As a kid, Jasper Hall knew his gait was a bit different than his friends. But when he was able to compete in varsity football and tennis, he assumed it was a minor thing. He developed a hop in his step, a small movement that he figured could be managed with time.
Jasper was used to overcoming obstacles, used to navigating his way through challenges that could have derailed him. Jasper’s parents fought addiction, and he grew up in a difficult home environment, which often made school more challenging. “I tried to always have the victor mentality,” he said. “But that can be hard when you don’t have a good support system.”
By age 12, Jasper learned that his unusual gait wasn’t something that could be corrected over time. He was diagnosed with a rare medical condition called Hereditary Spastic Paraplegia, a disease that causes weakness and spasticity in the legs that progressively worsens.
Just 10 years later, Jasper wasn’t able to run anymore, and not long after that, he required the use of a wheelchair. Life as he had known it was flipped upside down.
“I live in Maine and it’s terrible for accessibility,” Jasper told us. “Getting around is nearly impossible, and the amount of damage propelling a wheelchair does to the upper body is astounding. Tendonitis, muscle soreness…it’s a lot.”
“My disease has prevented me from doing the things I am most passionate about. While I currently use a wheelchair for mobility, I’m unable to navigate most terrains in Maine, and I even have some difficulty on some paved sidewalks due to the weather affecting the roads.”
Jasper also really missed being active and having the freedom to roam the outdoors. He couldn’t compete in the sports he loved anymore, and it was devastating. Then came disc golf.
“It’s a sport in which everything slowed down, and I could finally compete again,” he shared. “The feeling was overwhelming! There is such a unique feeling to being able to rise above my physical limitations and stand a fighting chance in this sport.”
But the upper body fatigue was real, and it threatened to sideline him once again.
One of the biggest challenges his condition poses is spasticity, which just means his muscles are chronically tight. It’s like trying to find the sweet spot between being too loose and not having the strength to stand or ambulate, and being too tight, which creates similar problems. And propelling himself everywhere he wants to go with just the strength of his arms is tough in any environment, let alone one as unforgiving as Maine in January, as evidenced by this gif of spinning ice.
Jasper’s mental health really struggled after his mobility declined, and finding disc golf and experiencing the outdoors again brought light back to his eyes. Plus, with two adoring little girls and a loving wife at home, he wanted to be able to keep up and enjoy life with them. But how?

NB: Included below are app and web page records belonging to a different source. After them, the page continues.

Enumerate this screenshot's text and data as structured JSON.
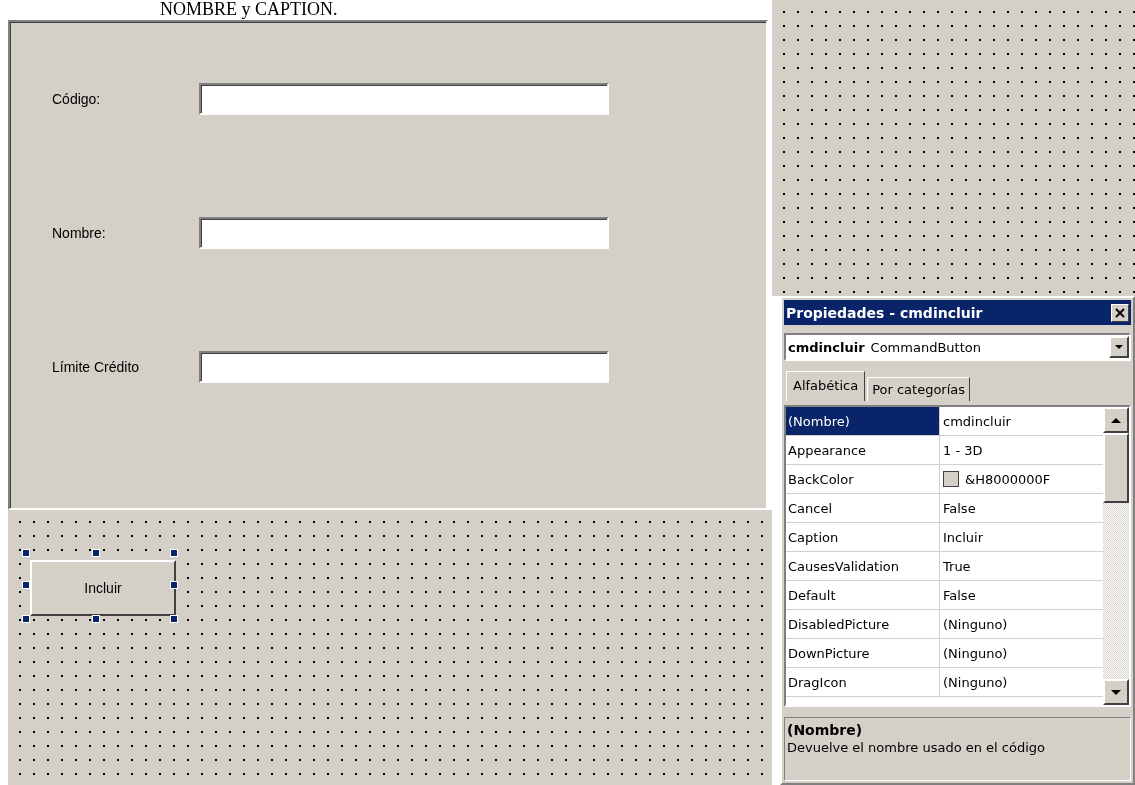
{
  "heading": "NOMBRE y CAPTION.",
  "form": {
    "fields": [
      {
        "label": "Código:"
      },
      {
        "label": "Nombre:"
      },
      {
        "label": "Límite Crédito"
      }
    ],
    "button": {
      "caption": "Incluir",
      "selected": true
    }
  },
  "properties": {
    "title": "Propiedades - cmdincluir",
    "object": {
      "name": "cmdincluir",
      "type": "CommandButton"
    },
    "tabs": [
      {
        "label": "Alfabética",
        "selected": true
      },
      {
        "label": "Por categorías",
        "selected": false
      }
    ],
    "rows": [
      {
        "name": "(Nombre)",
        "value": "cmdincluir",
        "selected": true,
        "kind": "text"
      },
      {
        "name": "Appearance",
        "value": "1 - 3D",
        "selected": false,
        "kind": "text"
      },
      {
        "name": "BackColor",
        "value": "&H8000000F",
        "selected": false,
        "kind": "color"
      },
      {
        "name": "Cancel",
        "value": "False",
        "selected": false,
        "kind": "text"
      },
      {
        "name": "Caption",
        "value": "Incluir",
        "selected": false,
        "kind": "text"
      },
      {
        "name": "CausesValidation",
        "value": "True",
        "selected": false,
        "kind": "text"
      },
      {
        "name": "Default",
        "value": "False",
        "selected": false,
        "kind": "text"
      },
      {
        "name": "DisabledPicture",
        "value": "(Ninguno)",
        "selected": false,
        "kind": "text"
      },
      {
        "name": "DownPicture",
        "value": "(Ninguno)",
        "selected": false,
        "kind": "text"
      },
      {
        "name": "DragIcon",
        "value": "(Ninguno)",
        "selected": false,
        "kind": "text"
      }
    ],
    "description": {
      "title": "(Nombre)",
      "text": "Devuelve el nombre usado en el código"
    }
  }
}
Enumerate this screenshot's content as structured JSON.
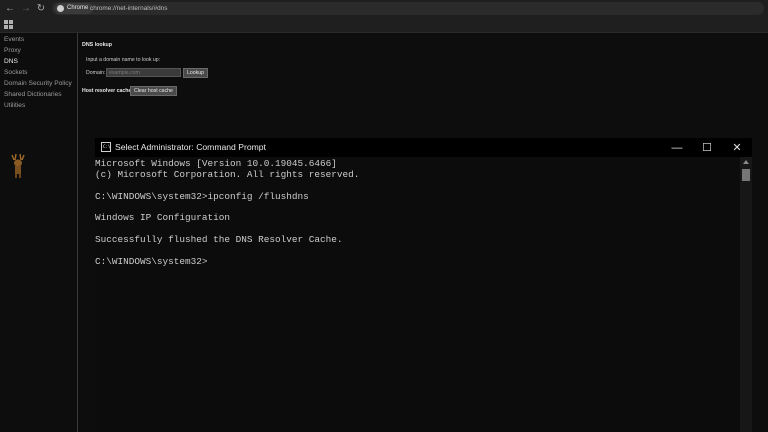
{
  "browser": {
    "chip_label": "Chrome",
    "url": "chrome://net-internals/#dns"
  },
  "sidebar": {
    "items": [
      {
        "label": "Events",
        "active": false
      },
      {
        "label": "Proxy",
        "active": false
      },
      {
        "label": "DNS",
        "active": true
      },
      {
        "label": "Sockets",
        "active": false
      },
      {
        "label": "Domain Security Policy",
        "active": false
      },
      {
        "label": "Shared Dictionaries",
        "active": false
      },
      {
        "label": "Utilities",
        "active": false
      }
    ]
  },
  "dns_page": {
    "heading": "DNS lookup",
    "input_instruction": "Input a domain name to look up:",
    "domain_label": "Domain:",
    "domain_placeholder": "example.com",
    "lookup_button": "Lookup",
    "host_cache_label": "Host resolver cache:",
    "clear_cache_button": "Clear host cache"
  },
  "cmd": {
    "title": "Select Administrator: Command Prompt",
    "icon_text": "C:\\",
    "lines": [
      "Microsoft Windows [Version 10.0.19045.6466]",
      "(c) Microsoft Corporation. All rights reserved.",
      "",
      "C:\\WINDOWS\\system32>ipconfig /flushdns",
      "",
      "Windows IP Configuration",
      "",
      "Successfully flushed the DNS Resolver Cache.",
      "",
      "C:\\WINDOWS\\system32>"
    ],
    "controls": {
      "minimize": "—",
      "maximize": "☐",
      "close": "✕"
    }
  },
  "icons": {
    "back": "back-arrow-icon",
    "forward": "forward-arrow-icon",
    "reload": "reload-icon",
    "apps": "apps-grid-icon",
    "deer": "deer-icon"
  },
  "colors": {
    "page_bg": "#0d0d0d",
    "cmd_bg": "#0c0c0c",
    "cmd_text": "#cccccc",
    "title_bar": "#000000"
  }
}
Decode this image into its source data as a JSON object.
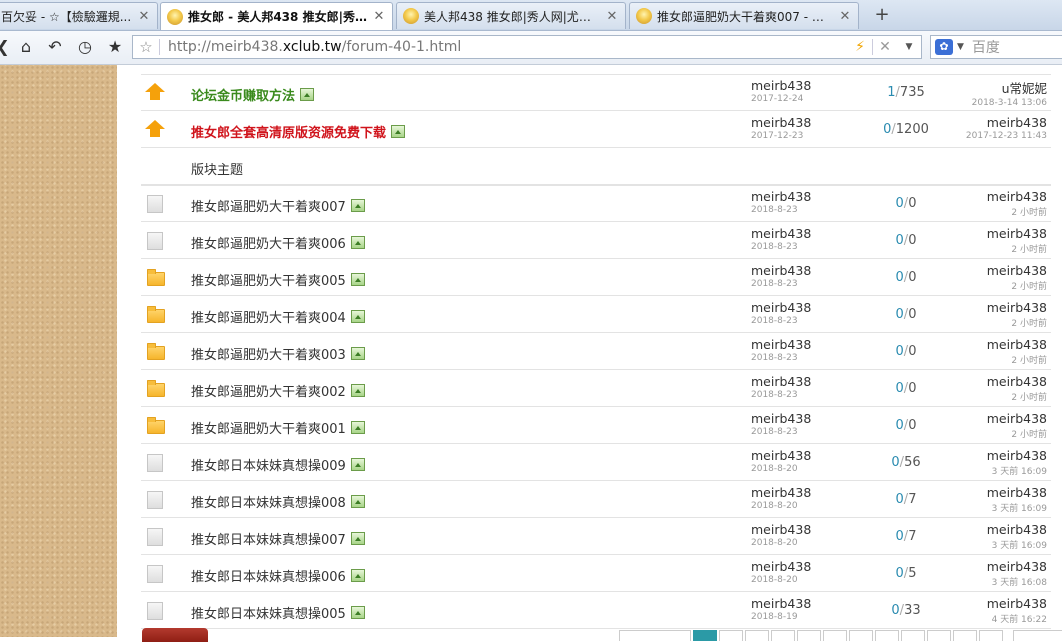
{
  "tabs": [
    {
      "title": "百欠妥 - ☆【檢驗邏規...",
      "active": false,
      "favicon": false
    },
    {
      "title": "推女郎 - 美人邦438 推女郎|秀...",
      "active": true,
      "favicon": true
    },
    {
      "title": "美人邦438 推女郎|秀人网|尤果网...",
      "active": false,
      "favicon": true
    },
    {
      "title": "推女郎逼肥奶大干着爽007 - 推...",
      "active": false,
      "favicon": true
    }
  ],
  "newtab_label": "+",
  "close_glyph": "✕",
  "url": {
    "prefix": "http://meirb438.",
    "host": "xclub.tw",
    "path": "/forum-40-1.html"
  },
  "search_placeholder": "百度",
  "sticky": [
    {
      "title": "论坛金币赚取方法",
      "style": "green",
      "author": "meirb438",
      "date": "2017-12-24",
      "replies": "1",
      "views": "735",
      "last_user": "u常妮妮",
      "last_time": "2018-3-14 13:06"
    },
    {
      "title": "推女郎全套高清原版资源免费下载",
      "style": "red",
      "author": "meirb438",
      "date": "2017-12-23",
      "replies": "0",
      "views": "1200",
      "last_user": "meirb438",
      "last_time": "2017-12-23 11:43"
    }
  ],
  "section_label": "版块主题",
  "threads": [
    {
      "title": "推女郎逼肥奶大干着爽007",
      "icon": "doc",
      "author": "meirb438",
      "date": "2018-8-23",
      "replies": "0",
      "views": "0",
      "last_user": "meirb438",
      "last_time": "2 小时前"
    },
    {
      "title": "推女郎逼肥奶大干着爽006",
      "icon": "doc",
      "author": "meirb438",
      "date": "2018-8-23",
      "replies": "0",
      "views": "0",
      "last_user": "meirb438",
      "last_time": "2 小时前"
    },
    {
      "title": "推女郎逼肥奶大干着爽005",
      "icon": "folder",
      "author": "meirb438",
      "date": "2018-8-23",
      "replies": "0",
      "views": "0",
      "last_user": "meirb438",
      "last_time": "2 小时前"
    },
    {
      "title": "推女郎逼肥奶大干着爽004",
      "icon": "folder",
      "author": "meirb438",
      "date": "2018-8-23",
      "replies": "0",
      "views": "0",
      "last_user": "meirb438",
      "last_time": "2 小时前"
    },
    {
      "title": "推女郎逼肥奶大干着爽003",
      "icon": "folder",
      "author": "meirb438",
      "date": "2018-8-23",
      "replies": "0",
      "views": "0",
      "last_user": "meirb438",
      "last_time": "2 小时前"
    },
    {
      "title": "推女郎逼肥奶大干着爽002",
      "icon": "folder",
      "author": "meirb438",
      "date": "2018-8-23",
      "replies": "0",
      "views": "0",
      "last_user": "meirb438",
      "last_time": "2 小时前"
    },
    {
      "title": "推女郎逼肥奶大干着爽001",
      "icon": "folder",
      "author": "meirb438",
      "date": "2018-8-23",
      "replies": "0",
      "views": "0",
      "last_user": "meirb438",
      "last_time": "2 小时前"
    },
    {
      "title": "推女郎日本妹妹真想操009",
      "icon": "doc",
      "author": "meirb438",
      "date": "2018-8-20",
      "replies": "0",
      "views": "56",
      "last_user": "meirb438",
      "last_time": "3 天前 16:09"
    },
    {
      "title": "推女郎日本妹妹真想操008",
      "icon": "doc",
      "author": "meirb438",
      "date": "2018-8-20",
      "replies": "0",
      "views": "7",
      "last_user": "meirb438",
      "last_time": "3 天前 16:09"
    },
    {
      "title": "推女郎日本妹妹真想操007",
      "icon": "doc",
      "author": "meirb438",
      "date": "2018-8-20",
      "replies": "0",
      "views": "7",
      "last_user": "meirb438",
      "last_time": "3 天前 16:09"
    },
    {
      "title": "推女郎日本妹妹真想操006",
      "icon": "doc",
      "author": "meirb438",
      "date": "2018-8-20",
      "replies": "0",
      "views": "5",
      "last_user": "meirb438",
      "last_time": "3 天前 16:08"
    },
    {
      "title": "推女郎日本妹妹真想操005",
      "icon": "doc",
      "author": "meirb438",
      "date": "2018-8-19",
      "replies": "0",
      "views": "33",
      "last_user": "meirb438",
      "last_time": "4 天前 16:22"
    }
  ],
  "colors": {
    "sticky_green": "#3a8a1d",
    "sticky_red": "#d0141c",
    "reply_count": "#2a8bb0",
    "pager_current": "#2b9aa6"
  }
}
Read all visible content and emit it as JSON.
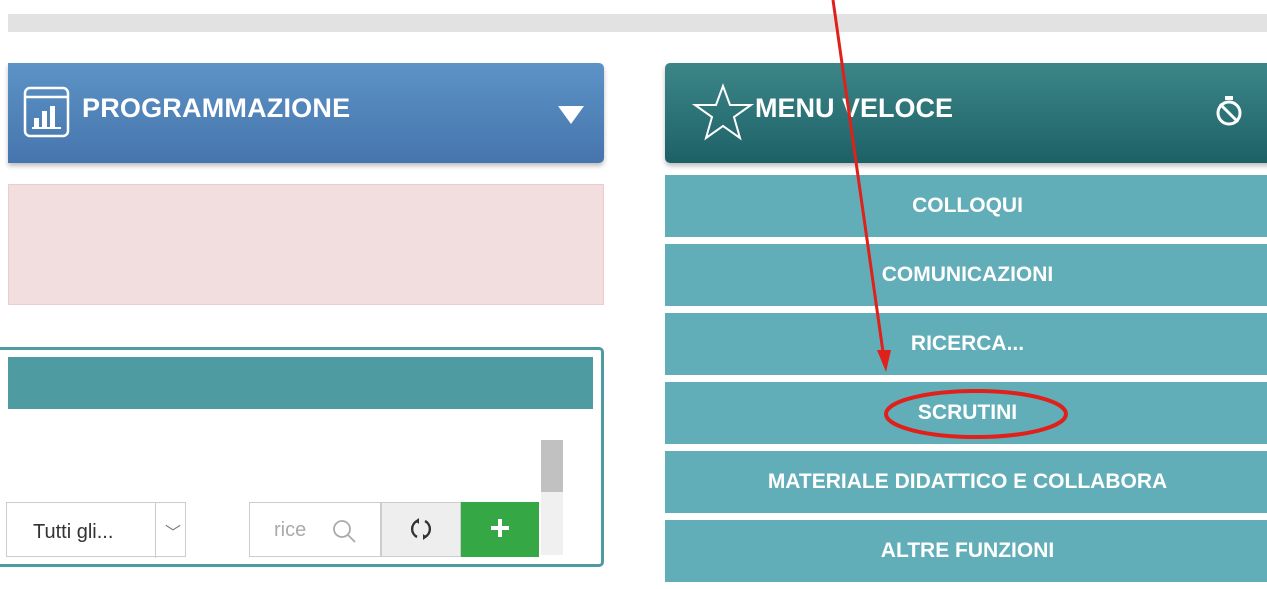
{
  "programmazione": {
    "title": "PROGRAMMAZIONE"
  },
  "toolbar": {
    "filter_value": "Tutti gli...",
    "search_placeholder": "rice",
    "add_label": "+"
  },
  "menu_veloce": {
    "title": "MENU VELOCE",
    "items": [
      {
        "label": "COLLOQUI"
      },
      {
        "label": "COMUNICAZIONI"
      },
      {
        "label": "RICERCA..."
      },
      {
        "label": "SCRUTINI"
      },
      {
        "label": "MATERIALE DIDATTICO E COLLABORA"
      },
      {
        "label": "ALTRE FUNZIONI"
      }
    ]
  },
  "icons": {
    "programmazione": "chart-icon",
    "toggle": "chevron-down-icon",
    "menu": "star-icon",
    "timer": "timer-off-icon",
    "search": "search-icon",
    "refresh": "refresh-icon",
    "add": "plus-icon"
  },
  "colors": {
    "programmazione_header": "#4675ad",
    "menu_header": "#1d6166",
    "menu_item": "#62aeb8",
    "alert_bg": "#f2dedf",
    "add_button": "#35a845",
    "annotation": "#e0201b"
  }
}
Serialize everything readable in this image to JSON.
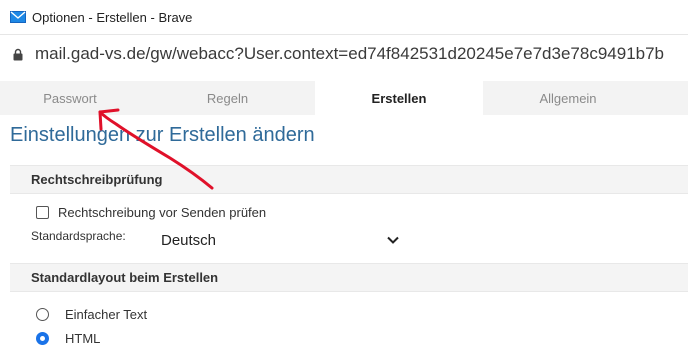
{
  "browser": {
    "title": "Optionen - Erstellen - Brave",
    "url": "mail.gad-vs.de/gw/webacc?User.context=ed74f842531d20245e7e7d3e78c9491b7b"
  },
  "tabs": [
    {
      "label": "Passwort",
      "active": false
    },
    {
      "label": "Regeln",
      "active": false
    },
    {
      "label": "Erstellen",
      "active": true
    },
    {
      "label": "Allgemein",
      "active": false
    }
  ],
  "page": {
    "title": "Einstellungen zur Erstellen ändern"
  },
  "spellcheck": {
    "heading": "Rechtschreibprüfung",
    "checkbox_label": "Rechtschreibung vor Senden prüfen",
    "checkbox_checked": false,
    "language_label": "Standardsprache:",
    "language_value": "Deutsch"
  },
  "layout": {
    "heading": "Standardlayout beim Erstellen",
    "options": [
      {
        "label": "Einfacher Text",
        "selected": false
      },
      {
        "label": "HTML",
        "selected": true
      }
    ]
  },
  "colors": {
    "title_blue": "#2f6a99",
    "annotation_red": "#e0112a"
  }
}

One day, Jasper was online doing some research when he stumbled upon Grit Freedom Chairs, a manual, all-terrain wheelchair built for the outdoors. On that particular afternoon, he was struggling with immense pain in his arms, so when he read that the Grit chair provides 40% less strain on the upper body, he was hooked.
When he saw the price, though, his heart sank. The chair was $6,143 and way beyond what he could afford on his own.
He also weighed that against the cost of a recumbent bike trainer, another device with the potential to change his life in different ways. It goes back to his spasticity and that balance between too tight and too loose.
Recently, Jasper had surgery to place a pump in his abdomen that dispenses a muscle relaxer through a catheter directly into his spinal column.
It’s called a Baclofen pump, and it has the potential to reduce his spasticity enough that he can build his strength and regain mobility. A recumbent bike trainer would really help him preserve the strength he has and even improve it, potentially limiting his need for a wheelchair. But once again, the nearly $8,000 price tag was too high for Jasper.
Would it be the chair that kept him outdoors and in a sport he loved? Would it be the recumbent bike that could improve his strength? Would it be neither?
Chive Charities wondered if it could be both.
When we read Jasper’s application, we kept going back to his first quote. “People don’t understand how easy it is to put one foot in front of the other. For me, it’s exhausting.
It’s true; we often take that for granted. How many times do we get up to get a drink without considering the number of steps from our chair to the sink? How many times do we casually jog down the stairs? How often do we complain about a parking spot too far from the front entrance of the store, annoyed about the inconvenience?
We really don’t understand how easy it is. And if we can provide that ease to someone else, we certainly need to try.
With the support of our monthly donors, we looked at the two options in front of Jasper and made the decision for him. It could be the chair and his life today, AND it could be the bike trainer and his potential tomorrow. You made both possible for a total financial impact of $15,030 and a personal impact on Jasper that can’t be quantified.
“I just thank you all so much,” he said. “Mental health has been a huge downfall for me in recent years because of the limitations my disease has placed on my life. But I am very hopeful and excited about the possibilities these items could grant me.”
That first step is always the hardest, but if anyone can continue putting one foot in front of the other, it’s Jasper. Thank you for helping to give him that chance. Become part of the donor family supporting people just like him, making life-changing grants possible. DONATE HERE.